#### INFORMATION SHOWN ####
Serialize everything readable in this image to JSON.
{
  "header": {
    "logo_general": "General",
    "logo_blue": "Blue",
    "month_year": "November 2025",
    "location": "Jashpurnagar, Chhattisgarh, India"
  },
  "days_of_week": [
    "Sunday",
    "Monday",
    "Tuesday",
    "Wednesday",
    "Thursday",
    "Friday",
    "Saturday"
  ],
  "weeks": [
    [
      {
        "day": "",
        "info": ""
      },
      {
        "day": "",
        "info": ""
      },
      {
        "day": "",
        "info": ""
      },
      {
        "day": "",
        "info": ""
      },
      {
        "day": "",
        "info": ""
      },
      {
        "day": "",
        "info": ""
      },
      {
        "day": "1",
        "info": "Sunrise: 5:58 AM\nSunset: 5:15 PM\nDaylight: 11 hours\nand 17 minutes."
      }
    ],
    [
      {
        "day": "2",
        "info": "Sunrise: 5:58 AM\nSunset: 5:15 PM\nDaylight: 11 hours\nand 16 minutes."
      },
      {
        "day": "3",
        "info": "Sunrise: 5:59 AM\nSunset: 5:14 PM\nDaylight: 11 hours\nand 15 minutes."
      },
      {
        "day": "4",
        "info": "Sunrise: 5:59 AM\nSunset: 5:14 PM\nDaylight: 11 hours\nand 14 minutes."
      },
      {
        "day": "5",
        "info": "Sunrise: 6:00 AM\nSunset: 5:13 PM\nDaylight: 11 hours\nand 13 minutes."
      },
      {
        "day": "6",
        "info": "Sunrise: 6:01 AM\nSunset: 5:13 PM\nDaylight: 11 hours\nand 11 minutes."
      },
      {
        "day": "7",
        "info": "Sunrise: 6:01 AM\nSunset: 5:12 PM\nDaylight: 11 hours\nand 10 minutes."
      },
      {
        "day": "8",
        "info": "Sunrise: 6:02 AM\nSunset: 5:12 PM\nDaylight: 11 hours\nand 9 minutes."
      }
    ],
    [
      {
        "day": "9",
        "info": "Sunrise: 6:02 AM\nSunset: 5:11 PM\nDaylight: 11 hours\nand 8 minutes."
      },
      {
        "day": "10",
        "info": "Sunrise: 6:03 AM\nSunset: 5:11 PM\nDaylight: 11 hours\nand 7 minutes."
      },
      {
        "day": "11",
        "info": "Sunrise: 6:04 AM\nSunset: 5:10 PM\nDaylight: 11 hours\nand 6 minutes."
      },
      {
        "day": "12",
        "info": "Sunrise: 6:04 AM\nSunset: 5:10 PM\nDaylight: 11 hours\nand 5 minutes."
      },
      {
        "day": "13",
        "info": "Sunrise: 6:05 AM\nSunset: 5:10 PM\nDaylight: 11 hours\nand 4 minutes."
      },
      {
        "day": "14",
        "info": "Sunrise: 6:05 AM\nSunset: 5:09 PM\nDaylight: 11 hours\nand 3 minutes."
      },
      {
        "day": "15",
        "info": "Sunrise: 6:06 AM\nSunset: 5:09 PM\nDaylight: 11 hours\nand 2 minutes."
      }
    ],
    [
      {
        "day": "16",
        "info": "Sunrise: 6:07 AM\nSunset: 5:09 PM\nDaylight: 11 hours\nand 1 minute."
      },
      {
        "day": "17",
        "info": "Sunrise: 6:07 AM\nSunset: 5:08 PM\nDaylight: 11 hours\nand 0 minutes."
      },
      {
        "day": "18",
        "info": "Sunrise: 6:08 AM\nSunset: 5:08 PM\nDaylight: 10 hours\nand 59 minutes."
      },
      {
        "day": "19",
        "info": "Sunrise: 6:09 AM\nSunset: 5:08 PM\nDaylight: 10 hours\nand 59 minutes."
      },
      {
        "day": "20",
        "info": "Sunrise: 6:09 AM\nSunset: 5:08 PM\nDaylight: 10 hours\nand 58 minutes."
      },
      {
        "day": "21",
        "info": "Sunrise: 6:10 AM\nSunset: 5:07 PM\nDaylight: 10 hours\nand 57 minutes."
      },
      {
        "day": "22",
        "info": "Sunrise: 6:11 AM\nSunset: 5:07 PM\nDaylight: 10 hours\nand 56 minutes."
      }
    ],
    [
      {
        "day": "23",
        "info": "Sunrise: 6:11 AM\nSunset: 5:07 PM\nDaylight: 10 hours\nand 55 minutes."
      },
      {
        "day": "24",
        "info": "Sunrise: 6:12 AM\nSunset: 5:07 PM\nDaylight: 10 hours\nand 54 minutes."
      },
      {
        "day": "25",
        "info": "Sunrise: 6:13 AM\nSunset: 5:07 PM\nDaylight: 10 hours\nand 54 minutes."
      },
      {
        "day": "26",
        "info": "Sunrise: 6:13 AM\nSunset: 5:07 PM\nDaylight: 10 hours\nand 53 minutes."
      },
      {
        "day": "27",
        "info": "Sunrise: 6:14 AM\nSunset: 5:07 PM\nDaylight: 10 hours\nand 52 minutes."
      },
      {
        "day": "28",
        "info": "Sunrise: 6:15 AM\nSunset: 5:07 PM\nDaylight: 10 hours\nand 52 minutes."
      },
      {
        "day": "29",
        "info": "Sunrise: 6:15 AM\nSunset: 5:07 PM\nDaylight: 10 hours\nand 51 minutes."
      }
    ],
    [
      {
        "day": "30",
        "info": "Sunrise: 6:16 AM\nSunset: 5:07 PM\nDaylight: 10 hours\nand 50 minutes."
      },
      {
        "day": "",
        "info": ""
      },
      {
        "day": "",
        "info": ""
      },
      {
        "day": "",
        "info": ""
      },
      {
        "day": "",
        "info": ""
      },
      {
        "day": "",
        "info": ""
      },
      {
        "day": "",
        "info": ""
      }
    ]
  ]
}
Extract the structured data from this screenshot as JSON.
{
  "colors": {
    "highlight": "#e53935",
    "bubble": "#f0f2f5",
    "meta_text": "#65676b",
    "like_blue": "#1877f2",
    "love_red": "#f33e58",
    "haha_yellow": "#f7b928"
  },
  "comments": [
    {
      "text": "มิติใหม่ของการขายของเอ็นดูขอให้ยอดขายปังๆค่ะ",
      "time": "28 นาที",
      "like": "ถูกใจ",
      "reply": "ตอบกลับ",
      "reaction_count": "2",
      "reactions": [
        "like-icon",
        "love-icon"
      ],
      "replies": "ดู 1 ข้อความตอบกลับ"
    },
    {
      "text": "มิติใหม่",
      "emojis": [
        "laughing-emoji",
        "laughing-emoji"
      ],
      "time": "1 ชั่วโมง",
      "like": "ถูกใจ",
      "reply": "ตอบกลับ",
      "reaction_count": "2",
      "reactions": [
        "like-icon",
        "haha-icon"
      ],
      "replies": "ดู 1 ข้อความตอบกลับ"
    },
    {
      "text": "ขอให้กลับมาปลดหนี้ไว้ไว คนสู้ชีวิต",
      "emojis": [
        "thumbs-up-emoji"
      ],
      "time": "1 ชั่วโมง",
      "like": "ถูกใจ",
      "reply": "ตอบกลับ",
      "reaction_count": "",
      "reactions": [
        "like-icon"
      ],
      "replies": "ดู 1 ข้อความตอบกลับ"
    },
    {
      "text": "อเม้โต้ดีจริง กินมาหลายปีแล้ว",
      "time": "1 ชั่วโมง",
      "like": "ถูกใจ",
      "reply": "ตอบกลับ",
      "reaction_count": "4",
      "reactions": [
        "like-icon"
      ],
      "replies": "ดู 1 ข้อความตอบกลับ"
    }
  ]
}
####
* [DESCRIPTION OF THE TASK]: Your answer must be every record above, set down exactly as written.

* [RESPONSE TO THIS EXERCISE]:
Serialize everything readable in this image to JSON.
{
  "header": {
    "logo_general": "General",
    "logo_blue": "Blue",
    "month_year": "November 2025",
    "location": "Jashpurnagar, Chhattisgarh, India"
  },
  "days_of_week": [
    "Sunday",
    "Monday",
    "Tuesday",
    "Wednesday",
    "Thursday",
    "Friday",
    "Saturday"
  ],
  "weeks": [
    [
      {
        "day": "",
        "info": ""
      },
      {
        "day": "",
        "info": ""
      },
      {
        "day": "",
        "info": ""
      },
      {
        "day": "",
        "info": ""
      },
      {
        "day": "",
        "info": ""
      },
      {
        "day": "",
        "info": ""
      },
      {
        "day": "1",
        "info": "Sunrise: 5:58 AM\nSunset: 5:15 PM\nDaylight: 11 hours\nand 17 minutes."
      }
    ],
    [
      {
        "day": "2",
        "info": "Sunrise: 5:58 AM\nSunset: 5:15 PM\nDaylight: 11 hours\nand 16 minutes."
      },
      {
        "day": "3",
        "info": "Sunrise: 5:59 AM\nSunset: 5:14 PM\nDaylight: 11 hours\nand 15 minutes."
      },
      {
        "day": "4",
        "info": "Sunrise: 5:59 AM\nSunset: 5:14 PM\nDaylight: 11 hours\nand 14 minutes."
      },
      {
        "day": "5",
        "info": "Sunrise: 6:00 AM\nSunset: 5:13 PM\nDaylight: 11 hours\nand 13 minutes."
      },
      {
        "day": "6",
        "info": "Sunrise: 6:01 AM\nSunset: 5:13 PM\nDaylight: 11 hours\nand 11 minutes."
      },
      {
        "day": "7",
        "info": "Sunrise: 6:01 AM\nSunset: 5:12 PM\nDaylight: 11 hours\nand 10 minutes."
      },
      {
        "day": "8",
        "info": "Sunrise: 6:02 AM\nSunset: 5:12 PM\nDaylight: 11 hours\nand 9 minutes."
      }
    ],
    [
      {
        "day": "9",
        "info": "Sunrise: 6:02 AM\nSunset: 5:11 PM\nDaylight: 11 hours\nand 8 minutes."
      },
      {
        "day": "10",
        "info": "Sunrise: 6:03 AM\nSunset: 5:11 PM\nDaylight: 11 hours\nand 7 minutes."
      },
      {
        "day": "11",
        "info": "Sunrise: 6:04 AM\nSunset: 5:10 PM\nDaylight: 11 hours\nand 6 minutes."
      },
      {
        "day": "12",
        "info": "Sunrise: 6:04 AM\nSunset: 5:10 PM\nDaylight: 11 hours\nand 5 minutes."
      },
      {
        "day": "13",
        "info": "Sunrise: 6:05 AM\nSunset: 5:10 PM\nDaylight: 11 hours\nand 4 minutes."
      },
      {
        "day": "14",
        "info": "Sunrise: 6:05 AM\nSunset: 5:09 PM\nDaylight: 11 hours\nand 3 minutes."
      },
      {
        "day": "15",
        "info": "Sunrise: 6:06 AM\nSunset: 5:09 PM\nDaylight: 11 hours\nand 2 minutes."
      }
    ],
    [
      {
        "day": "16",
        "info": "Sunrise: 6:07 AM\nSunset: 5:09 PM\nDaylight: 11 hours\nand 1 minute."
      },
      {
        "day": "17",
        "info": "Sunrise: 6:07 AM\nSunset: 5:08 PM\nDaylight: 11 hours\nand 0 minutes."
      },
      {
        "day": "18",
        "info": "Sunrise: 6:08 AM\nSunset: 5:08 PM\nDaylight: 10 hours\nand 59 minutes."
      },
      {
        "day": "19",
        "info": "Sunrise: 6:09 AM\nSunset: 5:08 PM\nDaylight: 10 hours\nand 59 minutes."
      },
      {
        "day": "20",
        "info": "Sunrise: 6:09 AM\nSunset: 5:08 PM\nDaylight: 10 hours\nand 58 minutes."
      },
      {
        "day": "21",
        "info": "Sunrise: 6:10 AM\nSunset: 5:07 PM\nDaylight: 10 hours\nand 57 minutes."
      },
      {
        "day": "22",
        "info": "Sunrise: 6:11 AM\nSunset: 5:07 PM\nDaylight: 10 hours\nand 56 minutes."
      }
    ],
    [
      {
        "day": "23",
        "info": "Sunrise: 6:11 AM\nSunset: 5:07 PM\nDaylight: 10 hours\nand 55 minutes."
      },
      {
        "day": "24",
        "info": "Sunrise: 6:12 AM\nSunset: 5:07 PM\nDaylight: 10 hours\nand 54 minutes."
      },
      {
        "day": "25",
        "info": "Sunrise: 6:13 AM\nSunset: 5:07 PM\nDaylight: 10 hours\nand 54 minutes."
      },
      {
        "day": "26",
        "info": "Sunrise: 6:13 AM\nSunset: 5:07 PM\nDaylight: 10 hours\nand 53 minutes."
      },
      {
        "day": "27",
        "info": "Sunrise: 6:14 AM\nSunset: 5:07 PM\nDaylight: 10 hours\nand 52 minutes."
      },
      {
        "day": "28",
        "info": "Sunrise: 6:15 AM\nSunset: 5:07 PM\nDaylight: 10 hours\nand 52 minutes."
      },
      {
        "day": "29",
        "info": "Sunrise: 6:15 AM\nSunset: 5:07 PM\nDaylight: 10 hours\nand 51 minutes."
      }
    ],
    [
      {
        "day": "30",
        "info": "Sunrise: 6:16 AM\nSunset: 5:07 PM\nDaylight: 10 hours\nand 50 minutes."
      },
      {
        "day": "",
        "info": ""
      },
      {
        "day": "",
        "info": ""
      },
      {
        "day": "",
        "info": ""
      },
      {
        "day": "",
        "info": ""
      },
      {
        "day": "",
        "info": ""
      },
      {
        "day": "",
        "info": ""
      }
    ]
  ]
}
Extract the structured data from this screenshot as JSON.
{
  "colors": {
    "highlight": "#e53935",
    "bubble": "#f0f2f5",
    "meta_text": "#65676b",
    "like_blue": "#1877f2",
    "love_red": "#f33e58",
    "haha_yellow": "#f7b928"
  },
  "comments": [
    {
      "text": "มิติใหม่ของการขายของเอ็นดูขอให้ยอดขายปังๆค่ะ",
      "time": "28 นาที",
      "like": "ถูกใจ",
      "reply": "ตอบกลับ",
      "reaction_count": "2",
      "reactions": [
        "like-icon",
        "love-icon"
      ],
      "replies": "ดู 1 ข้อความตอบกลับ"
    },
    {
      "text": "มิติใหม่",
      "emojis": [
        "laughing-emoji",
        "laughing-emoji"
      ],
      "time": "1 ชั่วโมง",
      "like": "ถูกใจ",
      "reply": "ตอบกลับ",
      "reaction_count": "2",
      "reactions": [
        "like-icon",
        "haha-icon"
      ],
      "replies": "ดู 1 ข้อความตอบกลับ"
    },
    {
      "text": "ขอให้กลับมาปลดหนี้ไว้ไว คนสู้ชีวิต",
      "emojis": [
        "thumbs-up-emoji"
      ],
      "time": "1 ชั่วโมง",
      "like": "ถูกใจ",
      "reply": "ตอบกลับ",
      "reaction_count": "",
      "reactions": [
        "like-icon"
      ],
      "replies": "ดู 1 ข้อความตอบกลับ"
    },
    {
      "text": "อเม้โต้ดีจริง กินมาหลายปีแล้ว",
      "time": "1 ชั่วโมง",
      "like": "ถูกใจ",
      "reply": "ตอบกลับ",
      "reaction_count": "4",
      "reactions": [
        "like-icon"
      ],
      "replies": "ดู 1 ข้อความตอบกลับ"
    }
  ]
}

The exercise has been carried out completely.